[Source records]
BEGIN

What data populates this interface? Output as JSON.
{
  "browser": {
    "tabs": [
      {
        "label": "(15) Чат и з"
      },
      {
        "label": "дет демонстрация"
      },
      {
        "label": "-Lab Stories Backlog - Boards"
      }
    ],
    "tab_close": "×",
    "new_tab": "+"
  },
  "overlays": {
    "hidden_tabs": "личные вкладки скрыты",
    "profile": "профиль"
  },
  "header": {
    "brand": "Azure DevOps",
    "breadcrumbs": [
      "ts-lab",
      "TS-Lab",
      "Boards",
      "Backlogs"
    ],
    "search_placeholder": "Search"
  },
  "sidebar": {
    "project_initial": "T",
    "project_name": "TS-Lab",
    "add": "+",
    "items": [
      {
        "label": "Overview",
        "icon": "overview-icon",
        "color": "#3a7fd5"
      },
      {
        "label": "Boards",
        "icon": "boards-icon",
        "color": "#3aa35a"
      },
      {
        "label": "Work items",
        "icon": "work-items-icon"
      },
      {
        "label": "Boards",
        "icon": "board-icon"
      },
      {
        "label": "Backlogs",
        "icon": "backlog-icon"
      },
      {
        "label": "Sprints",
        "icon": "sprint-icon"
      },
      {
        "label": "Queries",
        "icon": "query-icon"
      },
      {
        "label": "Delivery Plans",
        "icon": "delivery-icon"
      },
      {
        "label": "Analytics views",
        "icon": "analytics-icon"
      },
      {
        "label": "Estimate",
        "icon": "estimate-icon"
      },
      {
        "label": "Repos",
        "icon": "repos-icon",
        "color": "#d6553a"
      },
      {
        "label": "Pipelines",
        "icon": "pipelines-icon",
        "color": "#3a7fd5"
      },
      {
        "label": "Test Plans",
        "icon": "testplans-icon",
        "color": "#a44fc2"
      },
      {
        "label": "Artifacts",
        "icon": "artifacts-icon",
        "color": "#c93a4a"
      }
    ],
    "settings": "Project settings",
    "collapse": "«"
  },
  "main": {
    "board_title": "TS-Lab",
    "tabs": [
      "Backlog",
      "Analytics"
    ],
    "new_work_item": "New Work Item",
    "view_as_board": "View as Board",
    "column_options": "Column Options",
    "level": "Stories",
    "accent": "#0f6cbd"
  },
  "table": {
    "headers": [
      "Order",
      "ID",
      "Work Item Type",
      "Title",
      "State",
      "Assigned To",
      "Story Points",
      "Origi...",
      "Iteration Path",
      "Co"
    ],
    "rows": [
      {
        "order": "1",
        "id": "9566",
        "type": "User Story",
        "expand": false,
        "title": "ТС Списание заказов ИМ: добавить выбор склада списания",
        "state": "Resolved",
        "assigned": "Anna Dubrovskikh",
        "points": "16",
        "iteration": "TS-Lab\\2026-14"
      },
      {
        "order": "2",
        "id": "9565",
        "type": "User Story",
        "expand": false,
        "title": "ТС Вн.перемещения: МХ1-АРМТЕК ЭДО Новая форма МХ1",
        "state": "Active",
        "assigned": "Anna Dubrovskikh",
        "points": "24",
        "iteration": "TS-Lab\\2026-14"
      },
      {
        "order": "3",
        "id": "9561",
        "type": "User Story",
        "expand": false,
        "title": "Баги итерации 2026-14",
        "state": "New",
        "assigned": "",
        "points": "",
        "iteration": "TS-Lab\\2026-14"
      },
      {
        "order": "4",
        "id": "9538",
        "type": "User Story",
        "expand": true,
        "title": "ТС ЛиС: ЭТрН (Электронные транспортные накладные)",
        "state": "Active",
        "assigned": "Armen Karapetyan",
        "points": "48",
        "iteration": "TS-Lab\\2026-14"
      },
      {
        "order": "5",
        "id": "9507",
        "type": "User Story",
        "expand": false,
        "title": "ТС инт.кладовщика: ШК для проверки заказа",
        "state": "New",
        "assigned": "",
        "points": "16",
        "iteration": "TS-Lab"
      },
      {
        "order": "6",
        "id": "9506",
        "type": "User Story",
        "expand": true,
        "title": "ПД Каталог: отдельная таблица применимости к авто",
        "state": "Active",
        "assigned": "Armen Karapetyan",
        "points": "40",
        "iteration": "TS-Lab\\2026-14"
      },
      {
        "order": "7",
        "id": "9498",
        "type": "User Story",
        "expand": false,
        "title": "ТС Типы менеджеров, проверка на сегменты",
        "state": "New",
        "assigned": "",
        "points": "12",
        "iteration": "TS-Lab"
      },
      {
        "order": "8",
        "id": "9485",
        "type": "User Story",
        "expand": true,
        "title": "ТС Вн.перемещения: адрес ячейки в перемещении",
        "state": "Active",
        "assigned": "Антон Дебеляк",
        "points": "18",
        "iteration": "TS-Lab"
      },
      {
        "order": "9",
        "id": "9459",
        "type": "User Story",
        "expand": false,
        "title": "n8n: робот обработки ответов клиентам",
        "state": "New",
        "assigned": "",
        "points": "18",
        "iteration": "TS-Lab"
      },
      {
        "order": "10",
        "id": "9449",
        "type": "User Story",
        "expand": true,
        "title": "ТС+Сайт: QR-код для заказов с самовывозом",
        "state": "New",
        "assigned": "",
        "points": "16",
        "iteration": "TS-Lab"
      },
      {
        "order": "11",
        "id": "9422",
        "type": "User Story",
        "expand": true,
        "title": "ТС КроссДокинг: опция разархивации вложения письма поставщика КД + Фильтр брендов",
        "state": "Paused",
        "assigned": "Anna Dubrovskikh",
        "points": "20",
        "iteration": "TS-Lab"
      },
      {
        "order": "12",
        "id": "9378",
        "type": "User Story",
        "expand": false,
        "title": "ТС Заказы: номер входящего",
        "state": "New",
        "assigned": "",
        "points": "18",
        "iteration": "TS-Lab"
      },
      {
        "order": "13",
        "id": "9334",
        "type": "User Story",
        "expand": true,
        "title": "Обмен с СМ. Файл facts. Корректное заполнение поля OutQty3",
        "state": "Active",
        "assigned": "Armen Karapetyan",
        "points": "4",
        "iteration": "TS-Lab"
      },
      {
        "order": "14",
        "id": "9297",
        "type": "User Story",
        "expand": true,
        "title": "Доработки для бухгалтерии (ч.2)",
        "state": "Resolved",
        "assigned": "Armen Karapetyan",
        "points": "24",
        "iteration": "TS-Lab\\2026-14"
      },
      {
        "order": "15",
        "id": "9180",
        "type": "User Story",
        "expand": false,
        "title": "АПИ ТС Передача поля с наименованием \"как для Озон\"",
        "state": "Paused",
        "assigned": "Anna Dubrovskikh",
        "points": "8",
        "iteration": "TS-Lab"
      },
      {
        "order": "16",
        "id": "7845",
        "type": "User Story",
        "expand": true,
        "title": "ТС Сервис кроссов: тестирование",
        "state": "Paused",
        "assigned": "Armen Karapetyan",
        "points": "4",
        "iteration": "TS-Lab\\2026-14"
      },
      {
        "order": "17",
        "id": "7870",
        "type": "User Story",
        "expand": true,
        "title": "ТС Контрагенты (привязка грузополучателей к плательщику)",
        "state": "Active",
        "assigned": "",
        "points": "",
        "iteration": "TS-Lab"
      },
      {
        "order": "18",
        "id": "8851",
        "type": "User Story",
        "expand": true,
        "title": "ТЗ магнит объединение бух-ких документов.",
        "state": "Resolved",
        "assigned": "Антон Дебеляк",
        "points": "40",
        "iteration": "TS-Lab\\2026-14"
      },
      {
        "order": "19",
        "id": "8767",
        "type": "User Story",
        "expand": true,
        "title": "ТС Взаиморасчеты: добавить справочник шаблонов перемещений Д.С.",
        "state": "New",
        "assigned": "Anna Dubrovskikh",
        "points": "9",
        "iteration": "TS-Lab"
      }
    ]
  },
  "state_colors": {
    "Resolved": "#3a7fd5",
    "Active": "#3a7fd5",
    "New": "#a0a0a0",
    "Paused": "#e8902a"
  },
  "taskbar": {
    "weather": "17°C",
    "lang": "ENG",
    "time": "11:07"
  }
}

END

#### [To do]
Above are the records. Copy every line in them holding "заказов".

#### [Answer space]
        "title": "ТС Списание заказов ИМ: добавить выбор склада списания",
        "title": "ТС+Сайт: QR-код для заказов с самовывозом",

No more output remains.